The Cost of Liberty: Bail in Juvenile Court
Recorded On: 09/10/2019
Nineteen states and territories allow money bail in the juvenile system. This workshop will help educate participants on the findings presented in a report from the National Juvenile Defender Center - A Right to Liberty: Reforming Juvenile Money Bail. The workshop will also cover risks associated with incarceration and the consequences of money bail.
Mary Ann Scali
Executive Director, National Juvenile Defender Center
Mary Ann has been at NJDC since 2000 and has worked on juvenile indigent defense issues for over 15 years. As executive director, she oversees the delivery of juvenile defense training, facilitates and writes state assessments of juvenile indigent defense services, coordinates and participates in numerous cross-disciplinary reform efforts, and manages a variety of projects with NJDC staff.
Prior to working at NJDC, Mary Ann was a social worker and an attorney in the juvenile division of the Office of the Public Defender in Baltimore, Maryland. After completing her undergraduate degree at the College of the Holy Cross, she spent two years teaching at a boys’ high school in Pohnpei, Micronesia. Mary Ann also worked for a year at the Jesuit Refugee Service in Rome, Italy, and spent a year teaching Baltimore City boys at the Baraka School in Nanyuki, Kenya.
Mary Ann earned her J.D. and M.S.W. from Loyola University Chicago where she was a Civitas ChildLaw Scholar and co-founder of the Public Interest Law Reporter.
Aneesa is the 2017-2019 Gault Fellow at NJDC, where she works on legal and policy initiatives related to juvenile defense, including reducing and eliminating racial and ethnic disparities in the juvenile legal system. Aneesa is currently leading NJDC’s Juvenile Cash Bail Reform efforts. During law school, Aneesa focused on indigent defense. She represented adults in District Court at the Maryland Office of the Public Defender through the University of Baltimore School of Law’s Criminal Practice Clinic, as well as in habeas and bail review hearings in Circuit Court through the Pretrial Justice Clinic. Additionally, she helped represent criminal defendants at the Public Defender Service for the District of Columbia, and capital defendants at the Northern Virginia Capital Defender Office.

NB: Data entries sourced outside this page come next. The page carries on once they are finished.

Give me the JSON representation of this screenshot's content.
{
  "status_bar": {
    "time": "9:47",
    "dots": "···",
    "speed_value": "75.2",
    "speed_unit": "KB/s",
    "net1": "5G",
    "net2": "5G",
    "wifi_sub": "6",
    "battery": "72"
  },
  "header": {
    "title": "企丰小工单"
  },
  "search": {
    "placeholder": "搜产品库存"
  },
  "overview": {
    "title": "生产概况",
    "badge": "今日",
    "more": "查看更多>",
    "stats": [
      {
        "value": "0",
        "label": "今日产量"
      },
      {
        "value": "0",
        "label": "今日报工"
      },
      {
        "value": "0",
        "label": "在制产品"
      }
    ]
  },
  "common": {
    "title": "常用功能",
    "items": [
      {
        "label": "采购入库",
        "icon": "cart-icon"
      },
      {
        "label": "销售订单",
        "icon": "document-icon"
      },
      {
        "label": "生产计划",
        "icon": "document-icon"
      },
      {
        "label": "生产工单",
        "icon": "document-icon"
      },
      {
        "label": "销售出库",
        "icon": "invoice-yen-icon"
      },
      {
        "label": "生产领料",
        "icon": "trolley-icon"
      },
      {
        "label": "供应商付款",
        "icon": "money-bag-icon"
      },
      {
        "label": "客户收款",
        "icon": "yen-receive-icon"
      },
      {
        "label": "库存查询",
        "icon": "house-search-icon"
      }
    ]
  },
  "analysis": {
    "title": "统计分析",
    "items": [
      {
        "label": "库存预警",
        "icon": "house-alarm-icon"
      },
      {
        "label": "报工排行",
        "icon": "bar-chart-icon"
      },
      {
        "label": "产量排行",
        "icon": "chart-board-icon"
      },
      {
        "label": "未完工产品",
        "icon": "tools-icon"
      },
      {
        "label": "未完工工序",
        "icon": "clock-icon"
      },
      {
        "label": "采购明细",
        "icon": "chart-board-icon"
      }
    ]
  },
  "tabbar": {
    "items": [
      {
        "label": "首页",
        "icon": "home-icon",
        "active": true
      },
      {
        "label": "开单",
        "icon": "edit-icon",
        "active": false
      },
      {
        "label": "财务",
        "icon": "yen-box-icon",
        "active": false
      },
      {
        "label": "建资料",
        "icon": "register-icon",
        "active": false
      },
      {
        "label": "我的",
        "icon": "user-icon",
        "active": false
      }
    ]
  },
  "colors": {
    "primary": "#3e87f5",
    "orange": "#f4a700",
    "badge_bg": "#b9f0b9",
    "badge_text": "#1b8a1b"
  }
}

Aneesa served as Volunteer Coordinator for the Homeless Persons Representation Project, assisting at criminal expungement clinics in Baltimore and Silver Spring, MD, and was the 2016 recipient of their Outstanding Student Volunteer Award. Aneesa also served as President of the American Constitution Society for Law and Policy and the National Lawyers Guild student chapters, and was the 2017 recipient of the Guild’s C.B. King Award, named after a prominent civil rights activist, due to her community lawyering experience. Prior to law school, Aneesa worked as a paralegal in the Department of Justice’s Civil Rights Division where she assisted on police misconduct cases.

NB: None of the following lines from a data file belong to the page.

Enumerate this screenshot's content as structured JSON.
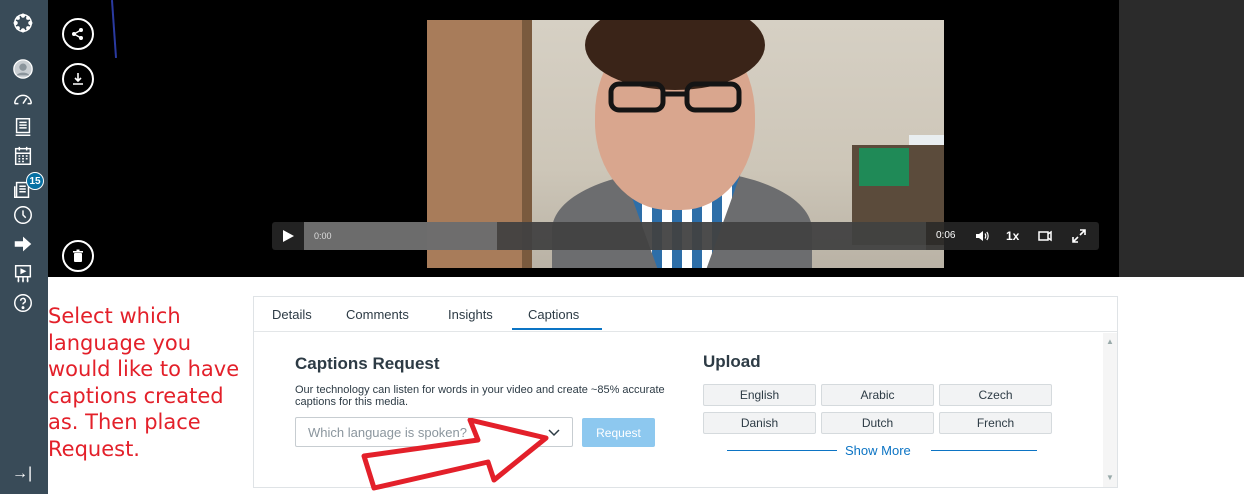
{
  "nav": {
    "items": [
      {
        "name": "logo-icon"
      },
      {
        "name": "account-icon"
      },
      {
        "name": "dashboard-icon"
      },
      {
        "name": "courses-icon"
      },
      {
        "name": "calendar-icon"
      },
      {
        "name": "inbox-icon"
      },
      {
        "name": "history-icon"
      },
      {
        "name": "commons-icon"
      },
      {
        "name": "studio-icon"
      },
      {
        "name": "help-icon"
      }
    ],
    "inbox_badge": "15",
    "collapse_glyph": "→|"
  },
  "player": {
    "current_time": "0:00",
    "duration": "0:06",
    "speed": "1x",
    "progress_fraction": 0.31
  },
  "tabs": [
    {
      "label": "Details"
    },
    {
      "label": "Comments"
    },
    {
      "label": "Insights"
    },
    {
      "label": "Captions",
      "active": true
    }
  ],
  "captions": {
    "title": "Captions Request",
    "description": "Our technology can listen for words in your video and create ~85% accurate captions for this media.",
    "select_placeholder": "Which language is spoken?",
    "request_label": "Request"
  },
  "upload": {
    "title": "Upload",
    "languages": [
      "English",
      "Arabic",
      "Czech",
      "Danish",
      "Dutch",
      "French"
    ],
    "show_more": "Show More"
  },
  "annotation": {
    "lines": [
      "Select which",
      "language you",
      "would like to have",
      "captions created",
      "as. Then place",
      "Request."
    ]
  },
  "colors": {
    "nav_bg": "#394b58",
    "accent": "#0c74c4",
    "request_button": "#8dc8ef",
    "annotation_red": "#e3202a"
  }
}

Aneesa graduated from American University, and received her J.D. from the University of Baltimore School of Law, where she received a Dean’s Citation for Outstanding Service.
Vice President, Innovation & Impact
As the vice president of innovation and impact, Meghan Guevara leads PJI’s learning communities and technical assistance efforts. She has spent nearly 20 years providing training and professional development to criminal justice and human services professionals who seek to advance their work using the latest research and to improve outcomes for individuals and communities. For the past decade, Meghan has focused on local- and state-level systems change and has also worked extensively at the county level to build collaborative, data-driven justice systems. Meghan began her career as a health educator working with youth in the juvenile justice and child welfare systems. She received a Master of Public Health degree in social and behavioral sciences from Boston University.